Items listed in a dataset.
------------------------------
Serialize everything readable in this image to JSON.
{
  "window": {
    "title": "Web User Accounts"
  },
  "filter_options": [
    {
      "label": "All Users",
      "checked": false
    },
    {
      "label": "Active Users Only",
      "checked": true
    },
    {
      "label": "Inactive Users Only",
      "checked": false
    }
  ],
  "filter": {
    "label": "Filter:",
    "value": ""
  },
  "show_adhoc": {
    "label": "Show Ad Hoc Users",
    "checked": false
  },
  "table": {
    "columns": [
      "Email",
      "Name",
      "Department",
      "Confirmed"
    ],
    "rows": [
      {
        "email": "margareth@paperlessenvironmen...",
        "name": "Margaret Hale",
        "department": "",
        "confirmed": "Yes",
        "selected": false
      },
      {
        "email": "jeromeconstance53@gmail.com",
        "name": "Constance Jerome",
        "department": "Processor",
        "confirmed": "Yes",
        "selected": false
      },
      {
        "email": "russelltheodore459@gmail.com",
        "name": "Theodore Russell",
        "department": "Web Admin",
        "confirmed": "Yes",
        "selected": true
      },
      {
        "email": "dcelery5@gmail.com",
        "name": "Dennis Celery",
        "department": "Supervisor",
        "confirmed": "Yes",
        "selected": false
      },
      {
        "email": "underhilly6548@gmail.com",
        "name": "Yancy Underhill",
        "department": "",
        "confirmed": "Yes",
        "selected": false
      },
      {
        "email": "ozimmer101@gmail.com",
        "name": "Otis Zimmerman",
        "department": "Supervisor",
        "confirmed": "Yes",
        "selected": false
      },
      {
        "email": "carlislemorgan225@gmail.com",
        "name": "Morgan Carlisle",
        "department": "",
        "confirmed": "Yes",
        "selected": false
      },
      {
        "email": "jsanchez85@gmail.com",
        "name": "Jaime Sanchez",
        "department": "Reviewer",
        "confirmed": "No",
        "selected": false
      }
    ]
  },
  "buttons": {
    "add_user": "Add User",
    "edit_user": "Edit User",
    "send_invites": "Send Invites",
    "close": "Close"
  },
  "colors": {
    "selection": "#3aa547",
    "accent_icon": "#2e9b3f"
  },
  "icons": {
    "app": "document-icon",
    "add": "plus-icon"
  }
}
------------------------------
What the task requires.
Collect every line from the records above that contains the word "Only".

Exercise output.
      "label": "Active Users Only",
      "label": "Inactive Users Only",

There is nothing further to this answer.